TASK DETAILS
Where a line of the entries holds the string "insert", copy that line.

RECORDS FOR THIS TASK
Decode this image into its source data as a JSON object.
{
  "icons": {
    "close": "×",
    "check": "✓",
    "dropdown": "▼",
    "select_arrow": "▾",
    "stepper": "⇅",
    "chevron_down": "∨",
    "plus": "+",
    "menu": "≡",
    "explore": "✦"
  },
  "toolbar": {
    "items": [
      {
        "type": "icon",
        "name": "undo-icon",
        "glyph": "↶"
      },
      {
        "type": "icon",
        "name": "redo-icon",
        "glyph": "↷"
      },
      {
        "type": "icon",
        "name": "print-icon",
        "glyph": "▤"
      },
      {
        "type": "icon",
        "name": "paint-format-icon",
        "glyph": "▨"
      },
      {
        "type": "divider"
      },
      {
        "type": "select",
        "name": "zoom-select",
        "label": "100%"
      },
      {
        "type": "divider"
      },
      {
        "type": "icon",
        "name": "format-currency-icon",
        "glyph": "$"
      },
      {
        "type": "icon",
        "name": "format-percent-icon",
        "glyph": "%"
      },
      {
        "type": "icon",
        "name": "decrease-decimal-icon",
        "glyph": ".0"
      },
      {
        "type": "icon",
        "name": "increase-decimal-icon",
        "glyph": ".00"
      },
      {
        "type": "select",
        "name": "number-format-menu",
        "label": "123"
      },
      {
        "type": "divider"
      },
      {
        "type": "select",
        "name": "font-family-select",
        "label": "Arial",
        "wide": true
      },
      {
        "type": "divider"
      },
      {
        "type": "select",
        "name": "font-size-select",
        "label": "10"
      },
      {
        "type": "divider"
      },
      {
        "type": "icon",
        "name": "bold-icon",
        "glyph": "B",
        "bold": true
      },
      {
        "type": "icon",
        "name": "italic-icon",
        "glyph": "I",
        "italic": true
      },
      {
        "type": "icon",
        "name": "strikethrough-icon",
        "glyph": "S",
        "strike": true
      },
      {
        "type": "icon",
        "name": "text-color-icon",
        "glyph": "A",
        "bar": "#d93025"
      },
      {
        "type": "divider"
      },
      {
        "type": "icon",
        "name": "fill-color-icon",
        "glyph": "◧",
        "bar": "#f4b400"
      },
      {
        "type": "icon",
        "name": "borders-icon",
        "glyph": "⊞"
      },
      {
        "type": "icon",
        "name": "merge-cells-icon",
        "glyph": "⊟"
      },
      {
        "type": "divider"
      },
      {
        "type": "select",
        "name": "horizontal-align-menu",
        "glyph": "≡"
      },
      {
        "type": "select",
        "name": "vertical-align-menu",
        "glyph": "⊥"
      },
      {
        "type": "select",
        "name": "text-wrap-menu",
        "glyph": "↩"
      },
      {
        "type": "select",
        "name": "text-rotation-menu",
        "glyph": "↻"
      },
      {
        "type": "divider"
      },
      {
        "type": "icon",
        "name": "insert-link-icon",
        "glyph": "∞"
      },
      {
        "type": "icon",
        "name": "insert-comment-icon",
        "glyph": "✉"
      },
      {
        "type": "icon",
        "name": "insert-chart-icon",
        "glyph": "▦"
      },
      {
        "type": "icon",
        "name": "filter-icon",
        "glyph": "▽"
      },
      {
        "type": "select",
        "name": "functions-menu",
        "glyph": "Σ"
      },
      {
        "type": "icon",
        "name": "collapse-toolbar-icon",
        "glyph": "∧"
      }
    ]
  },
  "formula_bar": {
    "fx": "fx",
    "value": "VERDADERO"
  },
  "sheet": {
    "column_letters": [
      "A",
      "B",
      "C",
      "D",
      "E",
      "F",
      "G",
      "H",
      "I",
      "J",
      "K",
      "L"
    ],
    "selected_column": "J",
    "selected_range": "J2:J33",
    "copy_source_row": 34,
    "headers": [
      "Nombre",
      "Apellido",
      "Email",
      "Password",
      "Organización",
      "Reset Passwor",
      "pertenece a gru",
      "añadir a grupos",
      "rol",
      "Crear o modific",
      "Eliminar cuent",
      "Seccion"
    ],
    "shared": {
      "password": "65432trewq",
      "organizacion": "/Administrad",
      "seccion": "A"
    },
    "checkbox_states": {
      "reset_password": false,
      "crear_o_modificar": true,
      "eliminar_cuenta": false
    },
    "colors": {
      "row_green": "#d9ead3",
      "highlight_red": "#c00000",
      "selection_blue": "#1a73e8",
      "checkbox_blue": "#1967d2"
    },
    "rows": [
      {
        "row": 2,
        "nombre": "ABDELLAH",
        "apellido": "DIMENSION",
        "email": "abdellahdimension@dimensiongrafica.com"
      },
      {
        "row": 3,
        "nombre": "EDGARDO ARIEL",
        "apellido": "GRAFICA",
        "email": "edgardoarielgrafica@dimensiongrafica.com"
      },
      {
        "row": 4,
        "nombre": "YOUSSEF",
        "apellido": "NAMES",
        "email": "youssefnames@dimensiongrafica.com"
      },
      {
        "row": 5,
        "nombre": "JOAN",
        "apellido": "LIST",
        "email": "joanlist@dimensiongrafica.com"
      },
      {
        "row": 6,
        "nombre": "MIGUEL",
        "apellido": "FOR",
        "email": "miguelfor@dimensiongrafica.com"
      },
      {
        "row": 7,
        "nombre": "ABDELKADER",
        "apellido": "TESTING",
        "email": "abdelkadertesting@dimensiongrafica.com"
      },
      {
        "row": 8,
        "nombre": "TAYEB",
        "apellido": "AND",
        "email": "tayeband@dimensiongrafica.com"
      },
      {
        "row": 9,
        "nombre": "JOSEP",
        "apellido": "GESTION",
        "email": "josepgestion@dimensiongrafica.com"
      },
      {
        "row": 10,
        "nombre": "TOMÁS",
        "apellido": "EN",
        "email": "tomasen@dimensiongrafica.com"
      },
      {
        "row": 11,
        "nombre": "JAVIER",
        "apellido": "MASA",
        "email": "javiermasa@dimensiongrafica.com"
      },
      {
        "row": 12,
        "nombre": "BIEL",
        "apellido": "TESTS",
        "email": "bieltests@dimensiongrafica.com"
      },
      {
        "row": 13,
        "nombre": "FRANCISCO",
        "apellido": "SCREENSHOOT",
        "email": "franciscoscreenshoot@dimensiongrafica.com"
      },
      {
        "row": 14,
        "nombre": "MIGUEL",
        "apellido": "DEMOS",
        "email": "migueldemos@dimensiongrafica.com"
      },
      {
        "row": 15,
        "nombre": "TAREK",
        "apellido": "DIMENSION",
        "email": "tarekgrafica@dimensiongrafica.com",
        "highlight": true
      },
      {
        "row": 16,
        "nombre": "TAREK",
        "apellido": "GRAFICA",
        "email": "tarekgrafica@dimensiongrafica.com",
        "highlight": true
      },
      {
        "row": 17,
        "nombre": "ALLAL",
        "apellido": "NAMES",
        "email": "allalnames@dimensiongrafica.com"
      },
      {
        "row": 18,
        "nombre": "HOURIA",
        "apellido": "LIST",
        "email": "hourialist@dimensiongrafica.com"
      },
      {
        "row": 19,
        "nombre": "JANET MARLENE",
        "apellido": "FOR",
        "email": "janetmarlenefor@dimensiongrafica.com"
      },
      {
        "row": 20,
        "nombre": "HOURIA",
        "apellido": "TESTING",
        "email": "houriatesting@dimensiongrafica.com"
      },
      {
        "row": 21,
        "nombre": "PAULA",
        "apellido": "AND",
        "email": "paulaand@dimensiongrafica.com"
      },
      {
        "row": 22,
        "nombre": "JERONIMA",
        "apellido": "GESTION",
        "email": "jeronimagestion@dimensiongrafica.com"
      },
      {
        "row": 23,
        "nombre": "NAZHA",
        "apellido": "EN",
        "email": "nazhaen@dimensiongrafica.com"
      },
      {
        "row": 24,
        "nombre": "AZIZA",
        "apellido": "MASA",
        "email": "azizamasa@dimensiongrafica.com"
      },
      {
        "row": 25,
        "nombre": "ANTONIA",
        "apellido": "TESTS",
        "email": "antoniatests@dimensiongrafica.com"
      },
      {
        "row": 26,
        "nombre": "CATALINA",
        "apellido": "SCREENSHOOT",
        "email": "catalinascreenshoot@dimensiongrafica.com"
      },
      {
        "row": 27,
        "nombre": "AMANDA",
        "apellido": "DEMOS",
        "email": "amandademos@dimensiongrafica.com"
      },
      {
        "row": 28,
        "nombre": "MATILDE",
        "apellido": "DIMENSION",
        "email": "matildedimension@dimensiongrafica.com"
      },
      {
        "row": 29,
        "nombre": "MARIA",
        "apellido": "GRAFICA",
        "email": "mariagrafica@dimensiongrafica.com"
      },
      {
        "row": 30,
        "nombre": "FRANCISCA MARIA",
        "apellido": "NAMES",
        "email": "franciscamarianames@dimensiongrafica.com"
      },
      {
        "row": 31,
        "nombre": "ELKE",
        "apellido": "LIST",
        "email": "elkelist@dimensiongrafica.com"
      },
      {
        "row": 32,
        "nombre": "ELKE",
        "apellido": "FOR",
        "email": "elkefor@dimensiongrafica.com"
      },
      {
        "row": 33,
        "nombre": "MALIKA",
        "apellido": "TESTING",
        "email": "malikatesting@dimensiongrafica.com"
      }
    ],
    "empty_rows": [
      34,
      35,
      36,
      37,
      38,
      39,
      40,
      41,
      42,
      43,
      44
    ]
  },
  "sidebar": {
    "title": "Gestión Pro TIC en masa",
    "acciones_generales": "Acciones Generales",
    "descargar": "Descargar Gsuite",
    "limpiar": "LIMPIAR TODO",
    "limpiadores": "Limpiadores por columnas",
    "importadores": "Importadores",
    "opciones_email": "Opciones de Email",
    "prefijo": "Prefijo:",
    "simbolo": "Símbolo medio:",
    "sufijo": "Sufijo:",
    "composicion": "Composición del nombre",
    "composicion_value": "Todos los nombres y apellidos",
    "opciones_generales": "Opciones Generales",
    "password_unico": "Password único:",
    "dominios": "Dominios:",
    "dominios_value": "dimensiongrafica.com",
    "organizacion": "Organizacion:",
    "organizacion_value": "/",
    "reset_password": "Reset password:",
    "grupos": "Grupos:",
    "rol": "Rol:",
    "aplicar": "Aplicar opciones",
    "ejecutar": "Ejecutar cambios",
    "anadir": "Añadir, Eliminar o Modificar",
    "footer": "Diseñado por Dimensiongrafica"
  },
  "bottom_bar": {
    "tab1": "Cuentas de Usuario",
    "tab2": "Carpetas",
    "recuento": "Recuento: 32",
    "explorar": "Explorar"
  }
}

RESPONSE TO THE EXERCISE
        "name": "insert-link-icon",
        "name": "insert-comment-icon",
        "name": "insert-chart-icon",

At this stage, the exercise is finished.